Most of the tunes on this first CD are Jones originals, such as the title-track, which provides some calm amidst the storm with a gentle ballad. Mornin’ Reverend appears in two versions on this double album, both featuring Eddie Daniels on tenor sax, where he is less “polite” than on the more familiar clarinet. Thad Jones gets his first solo on The Little Pixie, bebopping cheerfully but faded out inexplicably after 14 minutes.

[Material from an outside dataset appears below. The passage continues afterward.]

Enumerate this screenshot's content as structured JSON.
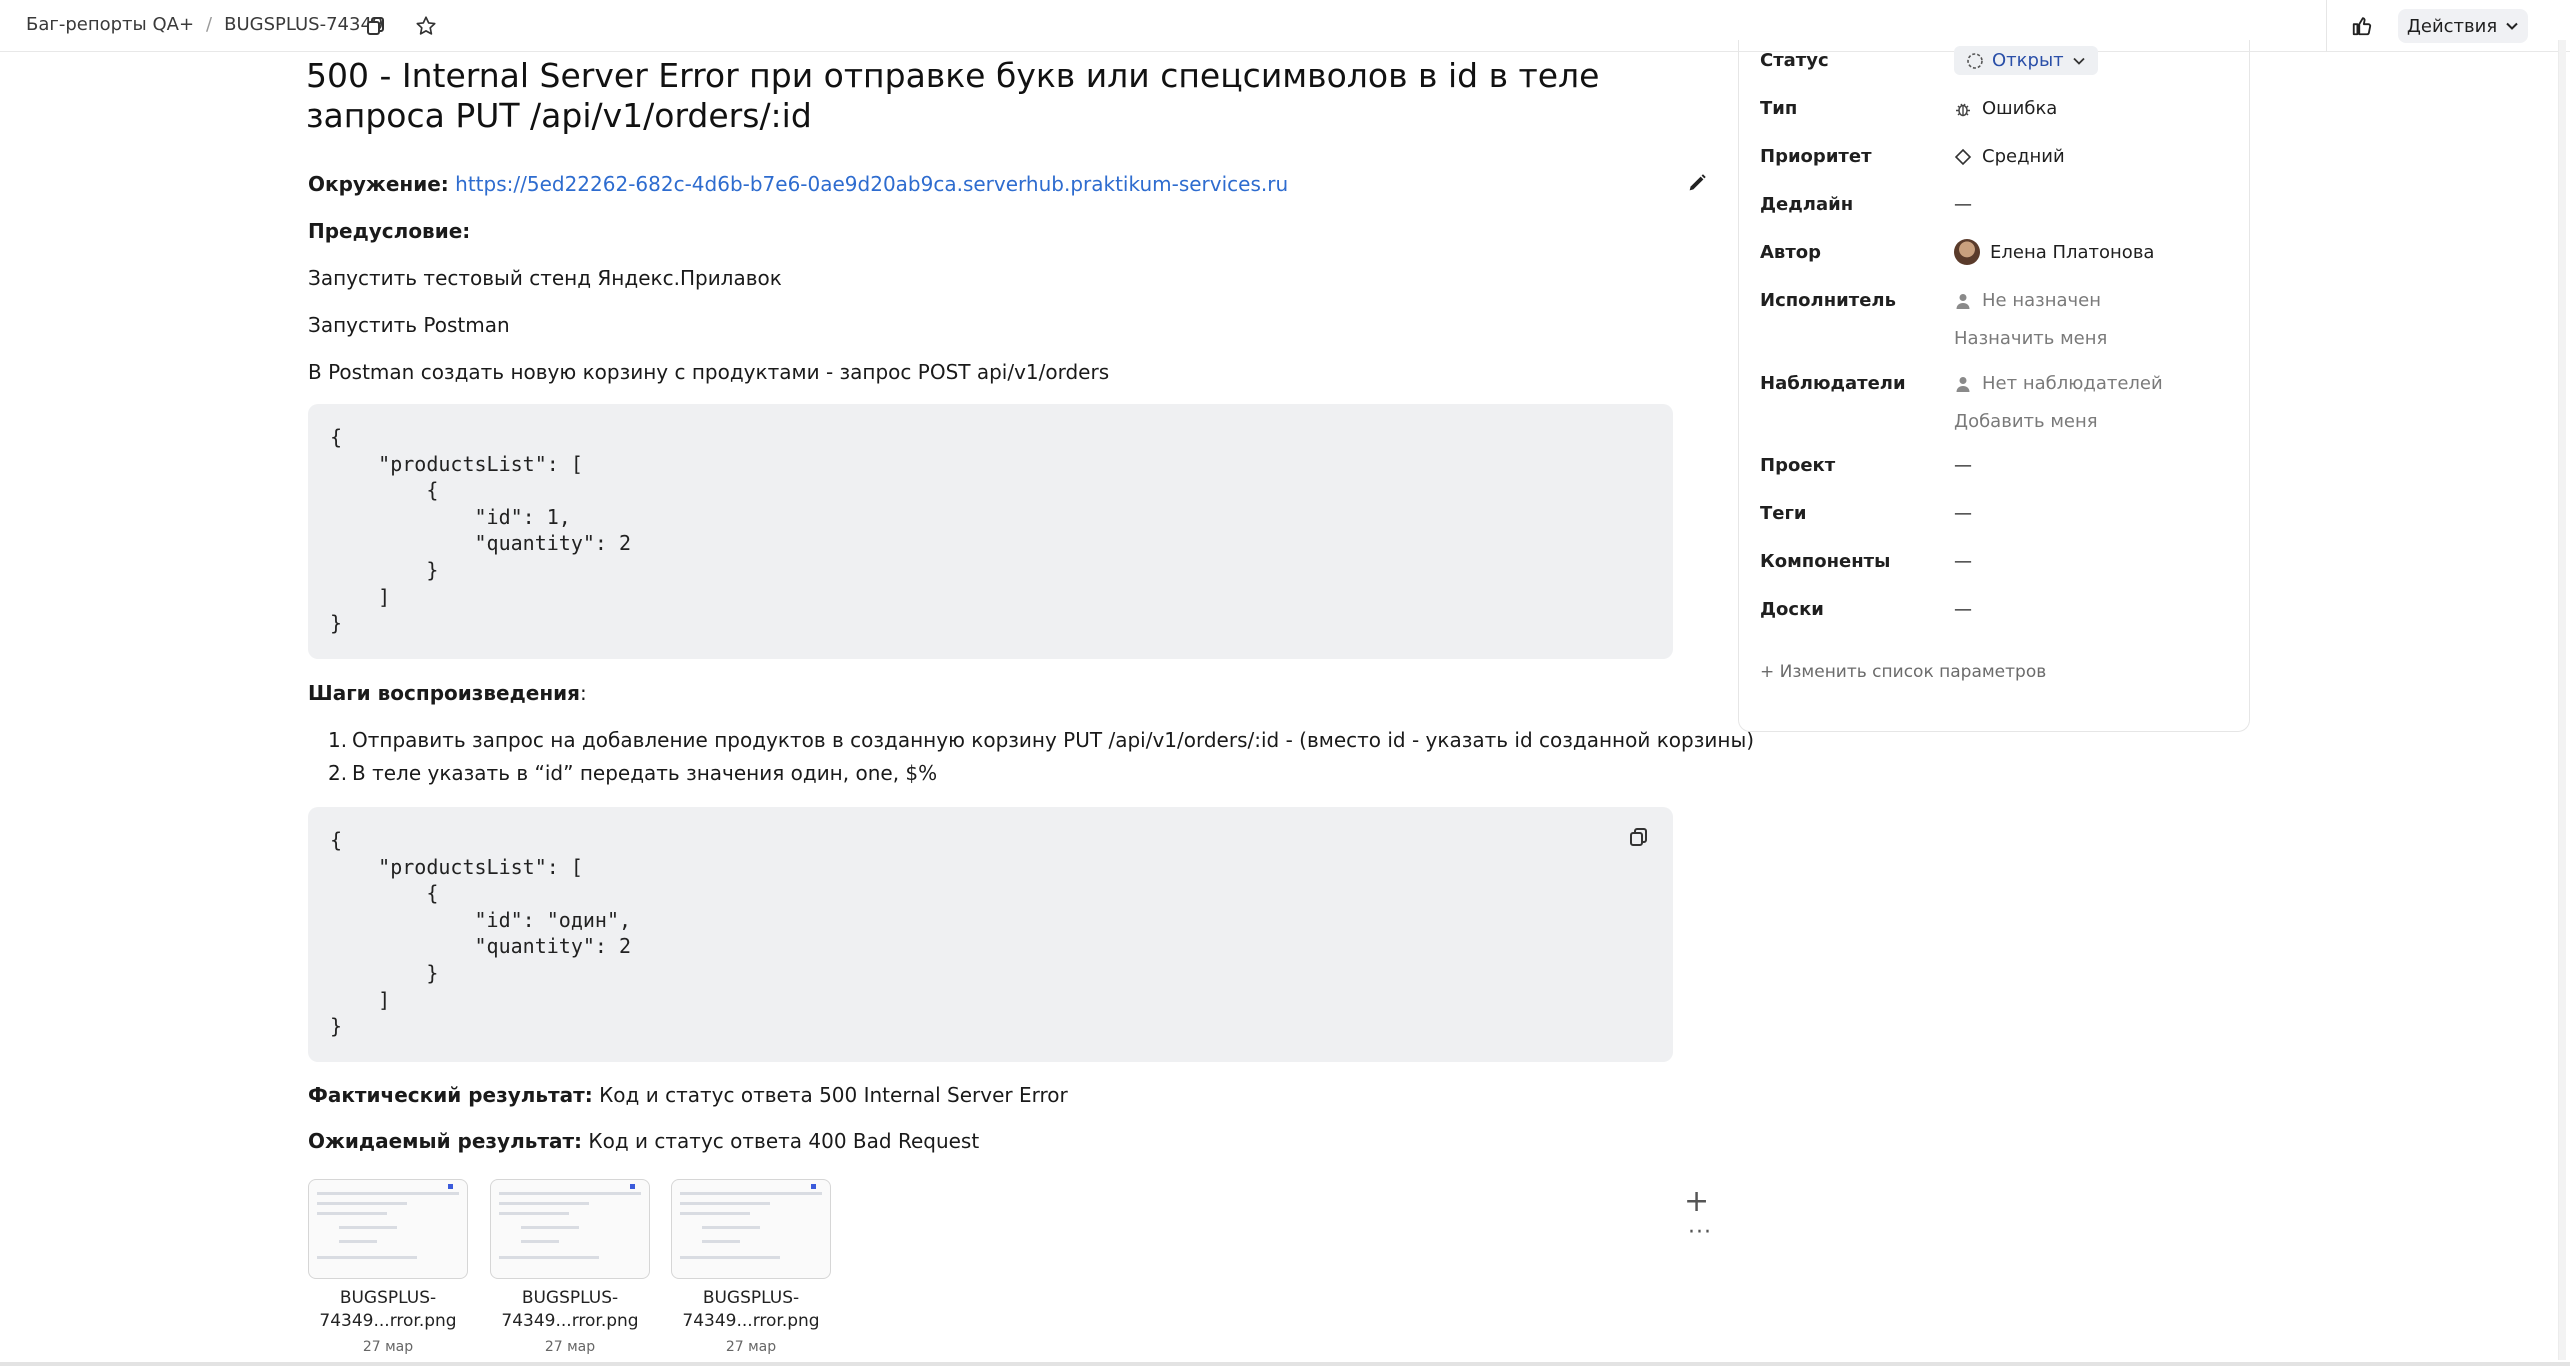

Thad wrote all but four of the tunes on the second CD, recorded a month later. On Willow Weep For Me, Thad shares solo duties with trombonist Tom McIntosh in an arrangement reminiscent of Gil Evans: jumping across bar-lines. McIntosh’s fine solo proves that he is no slouch – not merely a shoe-in to the trombone section for the March 1966 recording. In Mean What You Say, Jones shares solo duties with his elder brother Hank, alongside Eddie Daniels, still on tenor. Thad’s last solo appearance is in the final Back Bone. Mel Lewis closes this finale with a discreet drum solo.

Although Bob Brookmeyer was actually Thad Jones’ main collaborator in assembling the orchestra, Mel Lewis was its engine room, just as Thad was its primary harmonic force. Tom McIntosh said that Brookmeyer called Mel Lewis “the tailor”, because “everything he did, he made it fit”.

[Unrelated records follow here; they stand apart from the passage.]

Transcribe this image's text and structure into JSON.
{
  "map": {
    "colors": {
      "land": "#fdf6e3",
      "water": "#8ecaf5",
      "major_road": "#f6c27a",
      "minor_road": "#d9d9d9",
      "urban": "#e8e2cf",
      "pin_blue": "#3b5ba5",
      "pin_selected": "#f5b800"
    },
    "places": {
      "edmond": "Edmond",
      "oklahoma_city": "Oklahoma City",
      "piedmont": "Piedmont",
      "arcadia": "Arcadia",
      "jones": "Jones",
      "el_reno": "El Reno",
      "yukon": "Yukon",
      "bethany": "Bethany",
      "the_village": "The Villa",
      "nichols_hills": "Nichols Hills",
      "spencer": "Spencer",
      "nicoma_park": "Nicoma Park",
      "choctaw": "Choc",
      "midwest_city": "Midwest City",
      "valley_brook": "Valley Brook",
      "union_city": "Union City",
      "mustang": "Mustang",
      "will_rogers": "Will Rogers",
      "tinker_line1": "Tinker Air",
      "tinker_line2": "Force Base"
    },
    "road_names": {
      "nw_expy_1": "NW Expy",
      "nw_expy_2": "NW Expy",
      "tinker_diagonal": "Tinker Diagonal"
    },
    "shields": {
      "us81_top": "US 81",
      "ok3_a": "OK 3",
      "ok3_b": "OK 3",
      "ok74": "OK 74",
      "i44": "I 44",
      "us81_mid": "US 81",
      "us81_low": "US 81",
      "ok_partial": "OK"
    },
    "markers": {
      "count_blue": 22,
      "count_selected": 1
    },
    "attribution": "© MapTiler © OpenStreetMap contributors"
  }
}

The well-packaged discs are accompanied by a 92-page booklet consisting mainly of interviews with surviving members of the band. It also usefully lists the soloists on each track. The recording quality is very acceptable, despite a few glitches. But I find it distracting to have Thad and others shouting encouragement loudly during several numbers. It detracts from one’s concentration on the music, which deserves to be listened to closely. 50 years after these recordings were made, they still sound fresh and lively.

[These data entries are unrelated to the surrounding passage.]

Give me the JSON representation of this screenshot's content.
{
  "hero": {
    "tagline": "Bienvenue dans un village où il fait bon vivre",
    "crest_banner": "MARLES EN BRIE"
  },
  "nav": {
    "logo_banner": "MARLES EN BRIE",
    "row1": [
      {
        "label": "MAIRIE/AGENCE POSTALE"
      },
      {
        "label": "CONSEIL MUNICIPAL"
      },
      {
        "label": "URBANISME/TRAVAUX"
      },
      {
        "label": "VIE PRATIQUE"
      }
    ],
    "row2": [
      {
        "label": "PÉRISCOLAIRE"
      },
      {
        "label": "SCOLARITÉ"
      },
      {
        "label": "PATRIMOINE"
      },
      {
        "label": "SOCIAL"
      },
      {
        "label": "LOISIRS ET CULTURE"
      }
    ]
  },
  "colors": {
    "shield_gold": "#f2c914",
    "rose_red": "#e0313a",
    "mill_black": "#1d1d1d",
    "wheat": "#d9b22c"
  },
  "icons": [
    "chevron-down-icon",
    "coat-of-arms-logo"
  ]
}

Tony Augarde

www.augardebooks.co.uk



Gerard Hoffnung CDs

Advertising on
Musicweb


Donate and get a free CD

New Releases

Naxos Classical

Hyperion

Musicweb sells the following labels
Acte Préalable
Alto
Altus
Arcodiva
Atoll
CDAccord
Cameo Classics
Centaur
Hallé
Hortus
Lyrita
Nimbus
Northern Flowers
Redcliffe
Sheva
Talent
Toccata Classics


Follow us on Twitter

Subscribe to our free weekly review listing
sample

Sample: See what you will get

Return to Index


You can purchase CDs, tickets and musician's accessories and Save around 22% with these retailers: